Could you return all of the entries below exactly, minus the pictures?
===== Data supplied =====
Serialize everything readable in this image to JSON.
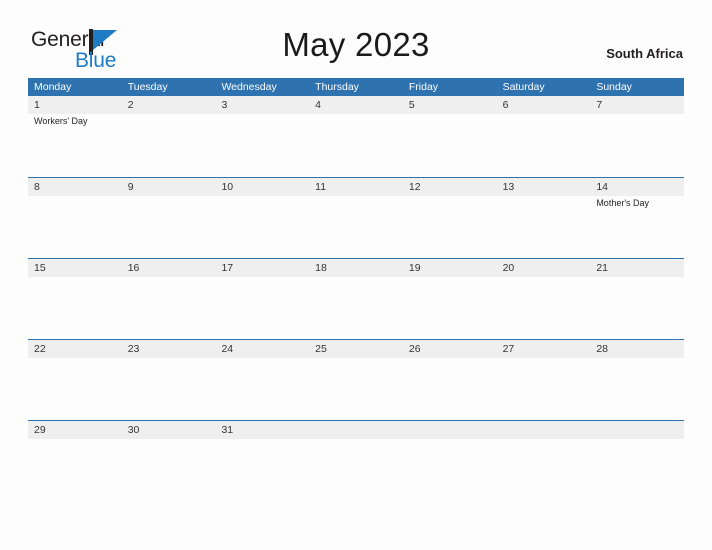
{
  "logo": {
    "text_primary": "General",
    "text_secondary": "Blue",
    "flag_icon": "flag-triangle-icon",
    "accent_color": "#1f7bc4"
  },
  "header": {
    "title": "May 2023",
    "country": "South Africa"
  },
  "colors": {
    "header_blue": "#2e72b0",
    "band_gray": "#efefef",
    "logo_blue": "#1f7bc4",
    "text_dark": "#231f20",
    "page_background": "#fdfdfd"
  },
  "calendar": {
    "month": "May",
    "year": "2023",
    "weekday_headers": [
      "Monday",
      "Tuesday",
      "Wednesday",
      "Thursday",
      "Friday",
      "Saturday",
      "Sunday"
    ],
    "weeks": [
      {
        "days": [
          {
            "number": "1",
            "events": [
              "Workers' Day"
            ]
          },
          {
            "number": "2",
            "events": []
          },
          {
            "number": "3",
            "events": []
          },
          {
            "number": "4",
            "events": []
          },
          {
            "number": "5",
            "events": []
          },
          {
            "number": "6",
            "events": []
          },
          {
            "number": "7",
            "events": []
          }
        ]
      },
      {
        "days": [
          {
            "number": "8",
            "events": []
          },
          {
            "number": "9",
            "events": []
          },
          {
            "number": "10",
            "events": []
          },
          {
            "number": "11",
            "events": []
          },
          {
            "number": "12",
            "events": []
          },
          {
            "number": "13",
            "events": []
          },
          {
            "number": "14",
            "events": [
              "Mother's Day"
            ]
          }
        ]
      },
      {
        "days": [
          {
            "number": "15",
            "events": []
          },
          {
            "number": "16",
            "events": []
          },
          {
            "number": "17",
            "events": []
          },
          {
            "number": "18",
            "events": []
          },
          {
            "number": "19",
            "events": []
          },
          {
            "number": "20",
            "events": []
          },
          {
            "number": "21",
            "events": []
          }
        ]
      },
      {
        "days": [
          {
            "number": "22",
            "events": []
          },
          {
            "number": "23",
            "events": []
          },
          {
            "number": "24",
            "events": []
          },
          {
            "number": "25",
            "events": []
          },
          {
            "number": "26",
            "events": []
          },
          {
            "number": "27",
            "events": []
          },
          {
            "number": "28",
            "events": []
          }
        ]
      },
      {
        "days": [
          {
            "number": "29",
            "events": []
          },
          {
            "number": "30",
            "events": []
          },
          {
            "number": "31",
            "events": []
          },
          {
            "number": "",
            "events": []
          },
          {
            "number": "",
            "events": []
          },
          {
            "number": "",
            "events": []
          },
          {
            "number": "",
            "events": []
          }
        ]
      }
    ]
  }
}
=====
§ Final answer
Serialize everything readable in this image to JSON.
{
  "logo": {
    "text_primary": "General",
    "text_secondary": "Blue",
    "flag_icon": "flag-triangle-icon",
    "accent_color": "#1f7bc4"
  },
  "header": {
    "title": "May 2023",
    "country": "South Africa"
  },
  "colors": {
    "header_blue": "#2e72b0",
    "band_gray": "#efefef",
    "logo_blue": "#1f7bc4",
    "text_dark": "#231f20",
    "page_background": "#fdfdfd"
  },
  "calendar": {
    "month": "May",
    "year": "2023",
    "weekday_headers": [
      "Monday",
      "Tuesday",
      "Wednesday",
      "Thursday",
      "Friday",
      "Saturday",
      "Sunday"
    ],
    "weeks": [
      {
        "days": [
          {
            "number": "1",
            "events": [
              "Workers' Day"
            ]
          },
          {
            "number": "2",
            "events": []
          },
          {
            "number": "3",
            "events": []
          },
          {
            "number": "4",
            "events": []
          },
          {
            "number": "5",
            "events": []
          },
          {
            "number": "6",
            "events": []
          },
          {
            "number": "7",
            "events": []
          }
        ]
      },
      {
        "days": [
          {
            "number": "8",
            "events": []
          },
          {
            "number": "9",
            "events": []
          },
          {
            "number": "10",
            "events": []
          },
          {
            "number": "11",
            "events": []
          },
          {
            "number": "12",
            "events": []
          },
          {
            "number": "13",
            "events": []
          },
          {
            "number": "14",
            "events": [
              "Mother's Day"
            ]
          }
        ]
      },
      {
        "days": [
          {
            "number": "15",
            "events": []
          },
          {
            "number": "16",
            "events": []
          },
          {
            "number": "17",
            "events": []
          },
          {
            "number": "18",
            "events": []
          },
          {
            "number": "19",
            "events": []
          },
          {
            "number": "20",
            "events": []
          },
          {
            "number": "21",
            "events": []
          }
        ]
      },
      {
        "days": [
          {
            "number": "22",
            "events": []
          },
          {
            "number": "23",
            "events": []
          },
          {
            "number": "24",
            "events": []
          },
          {
            "number": "25",
            "events": []
          },
          {
            "number": "26",
            "events": []
          },
          {
            "number": "27",
            "events": []
          },
          {
            "number": "28",
            "events": []
          }
        ]
      },
      {
        "days": [
          {
            "number": "29",
            "events": []
          },
          {
            "number": "30",
            "events": []
          },
          {
            "number": "31",
            "events": []
          },
          {
            "number": "",
            "events": []
          },
          {
            "number": "",
            "events": []
          },
          {
            "number": "",
            "events": []
          },
          {
            "number": "",
            "events": []
          }
        ]
      }
    ]
  }
}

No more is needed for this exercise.